As for the cricketers themselves, they might no longer face the level of independent, and critical, coverage that they did a generation ago, but their techniques have never been more on show. Tom Banton was a case in point - one of the most dangerous T20 players in the world was ill at ease in making 29 as Ryan Higgins and David Payne found swing and seam with the new ball, ample to justify a decision to bowl first. He played on, an indeterminate prod at Payne's inswinger.
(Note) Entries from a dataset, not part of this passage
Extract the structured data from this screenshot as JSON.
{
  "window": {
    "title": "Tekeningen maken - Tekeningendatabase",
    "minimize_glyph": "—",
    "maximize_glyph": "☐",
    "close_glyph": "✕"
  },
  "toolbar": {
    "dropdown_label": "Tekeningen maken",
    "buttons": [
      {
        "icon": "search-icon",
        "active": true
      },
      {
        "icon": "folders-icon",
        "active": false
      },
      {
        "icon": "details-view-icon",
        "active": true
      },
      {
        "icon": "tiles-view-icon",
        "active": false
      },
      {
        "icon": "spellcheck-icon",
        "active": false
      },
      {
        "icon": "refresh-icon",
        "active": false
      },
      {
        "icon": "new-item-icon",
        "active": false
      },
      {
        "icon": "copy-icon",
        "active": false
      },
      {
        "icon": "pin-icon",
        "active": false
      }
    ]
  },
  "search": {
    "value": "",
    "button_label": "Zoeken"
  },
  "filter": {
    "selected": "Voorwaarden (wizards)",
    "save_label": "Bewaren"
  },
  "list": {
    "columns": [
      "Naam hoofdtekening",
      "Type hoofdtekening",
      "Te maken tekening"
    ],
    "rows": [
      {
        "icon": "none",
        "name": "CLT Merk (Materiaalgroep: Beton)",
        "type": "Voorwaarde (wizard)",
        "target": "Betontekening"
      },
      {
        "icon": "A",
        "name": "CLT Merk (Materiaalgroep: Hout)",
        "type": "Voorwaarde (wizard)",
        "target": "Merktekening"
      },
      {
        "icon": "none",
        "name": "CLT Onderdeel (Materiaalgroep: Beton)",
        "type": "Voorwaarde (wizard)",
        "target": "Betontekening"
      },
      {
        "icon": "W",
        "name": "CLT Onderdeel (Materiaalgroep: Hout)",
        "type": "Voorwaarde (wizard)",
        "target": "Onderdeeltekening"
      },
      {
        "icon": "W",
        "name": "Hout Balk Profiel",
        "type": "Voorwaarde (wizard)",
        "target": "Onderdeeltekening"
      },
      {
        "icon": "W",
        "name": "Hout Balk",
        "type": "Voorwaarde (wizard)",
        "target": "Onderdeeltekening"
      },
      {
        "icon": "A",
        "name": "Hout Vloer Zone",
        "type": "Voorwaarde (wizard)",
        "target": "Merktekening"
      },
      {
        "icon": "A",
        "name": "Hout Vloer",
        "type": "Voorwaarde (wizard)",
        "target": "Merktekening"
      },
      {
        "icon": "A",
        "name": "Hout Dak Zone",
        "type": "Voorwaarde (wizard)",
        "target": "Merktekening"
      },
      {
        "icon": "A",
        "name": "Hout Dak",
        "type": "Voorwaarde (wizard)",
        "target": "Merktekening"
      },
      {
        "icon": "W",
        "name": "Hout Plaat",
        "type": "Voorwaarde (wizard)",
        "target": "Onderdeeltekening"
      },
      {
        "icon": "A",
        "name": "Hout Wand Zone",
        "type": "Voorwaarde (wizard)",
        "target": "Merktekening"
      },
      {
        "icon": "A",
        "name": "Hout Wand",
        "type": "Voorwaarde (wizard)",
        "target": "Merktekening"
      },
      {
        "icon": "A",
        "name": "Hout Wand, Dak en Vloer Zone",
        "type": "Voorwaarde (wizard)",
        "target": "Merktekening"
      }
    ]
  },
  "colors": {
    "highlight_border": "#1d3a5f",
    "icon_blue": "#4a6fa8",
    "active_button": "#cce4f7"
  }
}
Holding down the opening spot in the Championship will aid Banton's all-round development, although it will demand reassessment if he is to succeed.
Danger increased whenever Higgins and Payne had the ball, but there was also a promising seam-bowling debut from Dominic Goodman, a 20-year-old student at Exeter University, who looked a dependable sort, found a bit of bounce at times and deserved his reward when he swung the second new ball to have Josh Davey caught at slip. "A big lad who makes good use of his height," said Higgins, and so he was.
There are some county batting line-ups where watching on the TV would have made it tempting to channel hop after lunch, although BBC 2 had kindly scheduled something called 800 Words in the post-prandial slot which was a useful reminder for any journalists watching on TV where their priorities lay.
Somerset, in any case, are highly entertaining, worthy of a close watch, and this time it was Steve Davies and Craig Overton who rallied them from 110 for 5 with a stand of 116 in 30 overs. Overton, promoted to No. 7, which will please England, remained naturally bullish, while Davies, happily feasting on anything short and wide, was as crisp and clean as a sanitised kitchen. Overton fell to a fine delivery from Higgins; Davies fell more disappointingly, hanging out his bat so markedly that he chopped on an outswinger from Payne.
Back in 2007, in the last West Country Championship derbies, Somerset won both matches handsomely, with Andy Caddick proving to be Gloucestershire's nemesis on both occasions. This time, Somerset's advantage is slighter, but if conditions remain the same they have the edge.
Somerset have always been one of the forerunners of online streaming, their offering marshalled by the impressive Ben Warren, a master of chilled-out commitment. Their YouTube and Facebook sessions totalled combined figures of more than 80,000 on the first day with the average session time more than 15 minutes.
As impressive as county cricket's commitment to online streaming is, as vital a lifeline as it may prove to be, it cannot match the real thing. County clubs are communal or they are nothing. Forster's message in The Machine Stops was that the move to a globalised, technological-driven society must not be allowed to destroy our humanity and our connection with the natural world; that progress must be tempered with such community, with human relationships and a beating heart.
For those who retain an affinity to England's professional circuit, the need to protect the game's soul need not be explained. Somerset supporters watching online will have missed, as many of us do, a coffee in the Stragglers, the renewal of acquaintances by the pavilion and the ear-shattering wisdom of Tractor Driver in front of the scoreboard. It is those who question the circuit's continued existence who need to learn the lessons provided by a dystopian novel or two.